In 1975, Caroline Bird’s “College Is a Waste of Time and Money” describes why college degrees cannot buy you five years in the work force. Bird’s essay heavily describes the emotional struts these students encounter while attending college, and the anguish of dreadful classes which seem irrelevant to your actual desired occupation. High school students are inevitably being pushed to believe that college is a fundamental difference between working a desk job making $80,000 a year, and working a minimum wage job the rest of your life. Many college students are finding out that your twenty-thousand dollar degree won’t land you your dream job. Although some may advocate that college is the proven method to a successful career path, the majority of people that attend college are setting themselves up for failure with barricades like loans, low graduation rate, lack of experiences, and career success rate after receiving a degree.
College students spend more time at parties than working on their studies. In the documentary Ivory Tower, director, Andrew Rossi includes that 68 percent of university students fail and drop out of college because they are not focusing on their school work. People often use up too much of the time and money they don’t have to go to party’s, and end up not getting their work done. With the freedom college gives students, it is hard for them to make the right decisions. Most of the time, students attending school are still too young to handle the responsibility that comes along with away to school.

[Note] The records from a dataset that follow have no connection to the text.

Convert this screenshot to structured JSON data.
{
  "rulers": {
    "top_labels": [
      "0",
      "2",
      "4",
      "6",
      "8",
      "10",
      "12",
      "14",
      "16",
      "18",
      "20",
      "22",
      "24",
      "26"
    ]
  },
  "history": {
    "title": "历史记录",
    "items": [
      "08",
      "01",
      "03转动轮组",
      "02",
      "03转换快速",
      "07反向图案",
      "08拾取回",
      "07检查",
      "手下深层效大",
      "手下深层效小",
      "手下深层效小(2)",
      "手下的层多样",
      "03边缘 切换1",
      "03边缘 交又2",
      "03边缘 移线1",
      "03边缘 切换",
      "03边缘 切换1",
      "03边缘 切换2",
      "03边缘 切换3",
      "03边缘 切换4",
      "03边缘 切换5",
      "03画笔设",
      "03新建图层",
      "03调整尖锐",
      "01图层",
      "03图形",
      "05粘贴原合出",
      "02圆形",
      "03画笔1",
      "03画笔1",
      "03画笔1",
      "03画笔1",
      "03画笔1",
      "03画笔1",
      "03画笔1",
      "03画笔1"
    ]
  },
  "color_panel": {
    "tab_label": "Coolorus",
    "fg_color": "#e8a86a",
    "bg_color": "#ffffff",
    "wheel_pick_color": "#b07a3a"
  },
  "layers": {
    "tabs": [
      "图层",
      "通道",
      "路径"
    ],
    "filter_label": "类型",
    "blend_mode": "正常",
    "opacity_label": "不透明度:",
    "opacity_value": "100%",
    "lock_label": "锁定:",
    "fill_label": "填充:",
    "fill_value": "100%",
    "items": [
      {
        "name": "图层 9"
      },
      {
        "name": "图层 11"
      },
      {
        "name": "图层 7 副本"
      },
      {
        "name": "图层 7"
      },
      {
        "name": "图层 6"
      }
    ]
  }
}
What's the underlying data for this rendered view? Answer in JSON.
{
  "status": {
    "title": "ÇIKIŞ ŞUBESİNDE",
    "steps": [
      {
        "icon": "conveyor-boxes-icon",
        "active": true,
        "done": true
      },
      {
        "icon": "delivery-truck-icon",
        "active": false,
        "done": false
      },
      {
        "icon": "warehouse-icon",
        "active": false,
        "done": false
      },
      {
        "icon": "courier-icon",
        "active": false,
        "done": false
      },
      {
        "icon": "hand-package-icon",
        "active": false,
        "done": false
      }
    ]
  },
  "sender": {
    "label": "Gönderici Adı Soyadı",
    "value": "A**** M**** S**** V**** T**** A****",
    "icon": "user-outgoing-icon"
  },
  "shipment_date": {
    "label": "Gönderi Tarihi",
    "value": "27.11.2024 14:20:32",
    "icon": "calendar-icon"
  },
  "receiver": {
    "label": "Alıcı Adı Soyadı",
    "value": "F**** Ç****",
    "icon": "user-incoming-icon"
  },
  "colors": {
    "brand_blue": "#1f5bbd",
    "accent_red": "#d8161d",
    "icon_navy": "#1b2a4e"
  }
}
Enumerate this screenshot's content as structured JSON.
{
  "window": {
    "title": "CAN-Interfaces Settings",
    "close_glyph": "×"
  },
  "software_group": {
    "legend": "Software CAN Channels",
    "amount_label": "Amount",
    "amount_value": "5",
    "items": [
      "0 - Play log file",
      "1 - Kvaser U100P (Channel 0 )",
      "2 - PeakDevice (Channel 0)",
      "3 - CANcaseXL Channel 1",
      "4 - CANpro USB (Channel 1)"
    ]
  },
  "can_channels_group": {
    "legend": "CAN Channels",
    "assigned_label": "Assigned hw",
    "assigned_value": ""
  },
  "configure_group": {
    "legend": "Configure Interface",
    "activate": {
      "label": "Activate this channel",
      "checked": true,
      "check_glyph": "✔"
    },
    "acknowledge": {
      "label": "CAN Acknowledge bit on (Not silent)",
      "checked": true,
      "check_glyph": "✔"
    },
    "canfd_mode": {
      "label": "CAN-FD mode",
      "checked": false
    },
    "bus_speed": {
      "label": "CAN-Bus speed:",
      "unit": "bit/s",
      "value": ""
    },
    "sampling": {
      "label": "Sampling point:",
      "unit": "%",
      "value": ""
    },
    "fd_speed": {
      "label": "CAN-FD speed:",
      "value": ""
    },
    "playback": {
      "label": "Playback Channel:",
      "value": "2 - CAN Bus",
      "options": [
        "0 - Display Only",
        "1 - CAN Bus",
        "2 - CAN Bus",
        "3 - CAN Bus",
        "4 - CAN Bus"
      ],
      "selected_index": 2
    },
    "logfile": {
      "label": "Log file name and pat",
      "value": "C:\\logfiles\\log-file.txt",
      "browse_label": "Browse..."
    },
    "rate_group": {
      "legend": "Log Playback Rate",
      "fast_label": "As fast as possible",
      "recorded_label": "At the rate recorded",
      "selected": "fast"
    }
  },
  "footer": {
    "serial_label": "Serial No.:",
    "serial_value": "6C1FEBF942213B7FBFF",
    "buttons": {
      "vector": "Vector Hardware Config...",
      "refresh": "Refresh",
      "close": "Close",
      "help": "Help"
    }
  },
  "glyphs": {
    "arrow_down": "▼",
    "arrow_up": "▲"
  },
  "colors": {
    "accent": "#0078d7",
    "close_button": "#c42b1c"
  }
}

Freshman college students today are made up in large part of yesterday's unskilled laborers. I venture to guess that most of my fellow college students would have been sent out by their parents to lives of hard labor had they lived seventy-five years ago. Today, they are sent to college as a prerequisite to working in just about any field, even those that don't genuinely rely upon the skills one might gain in a traditional liberal arts and sciences education. Furthermore, students don't believe that they will ever "need" communication skills. The first question that one student asked in a college-level writing class that I took at a community college while I was still in high school was "Why do I need this course?"